What you will do: Answer with one figure only, the number of lines below in which "Louisiana" occurs.

Supplied data:
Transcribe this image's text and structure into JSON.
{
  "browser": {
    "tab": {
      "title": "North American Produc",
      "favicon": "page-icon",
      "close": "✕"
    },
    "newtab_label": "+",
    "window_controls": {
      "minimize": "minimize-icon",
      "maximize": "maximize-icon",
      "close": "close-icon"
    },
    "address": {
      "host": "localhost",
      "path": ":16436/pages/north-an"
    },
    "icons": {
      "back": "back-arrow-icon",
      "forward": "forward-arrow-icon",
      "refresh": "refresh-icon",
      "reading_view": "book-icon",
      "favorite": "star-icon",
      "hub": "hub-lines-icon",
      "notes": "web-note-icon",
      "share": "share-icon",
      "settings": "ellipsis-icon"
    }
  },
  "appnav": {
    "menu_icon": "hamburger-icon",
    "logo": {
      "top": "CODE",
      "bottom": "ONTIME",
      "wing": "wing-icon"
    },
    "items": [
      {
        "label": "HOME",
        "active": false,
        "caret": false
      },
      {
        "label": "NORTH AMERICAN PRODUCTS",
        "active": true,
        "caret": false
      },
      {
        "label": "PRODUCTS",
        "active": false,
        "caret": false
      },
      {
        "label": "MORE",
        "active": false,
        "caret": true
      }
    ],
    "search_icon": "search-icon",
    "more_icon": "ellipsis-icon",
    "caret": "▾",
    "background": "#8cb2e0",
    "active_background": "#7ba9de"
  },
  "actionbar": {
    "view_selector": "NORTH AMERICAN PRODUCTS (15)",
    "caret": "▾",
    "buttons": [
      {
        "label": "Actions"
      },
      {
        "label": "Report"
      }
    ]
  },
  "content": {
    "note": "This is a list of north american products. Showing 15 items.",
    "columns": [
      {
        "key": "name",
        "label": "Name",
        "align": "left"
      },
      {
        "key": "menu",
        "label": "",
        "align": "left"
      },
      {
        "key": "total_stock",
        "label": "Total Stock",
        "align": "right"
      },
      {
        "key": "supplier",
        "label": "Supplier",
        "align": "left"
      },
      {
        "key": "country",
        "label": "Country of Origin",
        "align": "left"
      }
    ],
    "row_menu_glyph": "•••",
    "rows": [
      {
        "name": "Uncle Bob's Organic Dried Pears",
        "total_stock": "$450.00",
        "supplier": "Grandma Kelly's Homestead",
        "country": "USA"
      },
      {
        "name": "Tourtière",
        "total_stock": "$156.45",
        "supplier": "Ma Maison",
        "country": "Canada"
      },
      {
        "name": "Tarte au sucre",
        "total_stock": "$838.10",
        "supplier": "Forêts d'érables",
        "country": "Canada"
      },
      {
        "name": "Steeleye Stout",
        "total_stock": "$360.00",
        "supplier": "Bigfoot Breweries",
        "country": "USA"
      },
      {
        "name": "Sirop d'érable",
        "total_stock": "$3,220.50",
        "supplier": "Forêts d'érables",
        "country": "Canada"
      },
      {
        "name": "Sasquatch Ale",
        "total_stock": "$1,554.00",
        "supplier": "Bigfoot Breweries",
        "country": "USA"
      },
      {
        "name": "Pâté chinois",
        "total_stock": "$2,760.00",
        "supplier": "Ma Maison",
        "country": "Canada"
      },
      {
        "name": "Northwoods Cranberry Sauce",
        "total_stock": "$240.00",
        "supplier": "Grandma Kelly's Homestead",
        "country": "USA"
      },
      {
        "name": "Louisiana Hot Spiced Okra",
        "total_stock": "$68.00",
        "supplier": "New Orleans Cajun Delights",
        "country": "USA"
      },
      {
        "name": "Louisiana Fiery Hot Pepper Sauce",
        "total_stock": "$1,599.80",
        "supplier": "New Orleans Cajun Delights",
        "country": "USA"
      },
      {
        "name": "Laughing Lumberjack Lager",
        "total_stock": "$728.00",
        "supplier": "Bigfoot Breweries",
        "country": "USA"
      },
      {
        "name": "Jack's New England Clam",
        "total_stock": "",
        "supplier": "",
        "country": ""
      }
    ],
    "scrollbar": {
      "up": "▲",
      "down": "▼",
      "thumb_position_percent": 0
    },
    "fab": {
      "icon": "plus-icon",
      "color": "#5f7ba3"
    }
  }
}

Reply: 2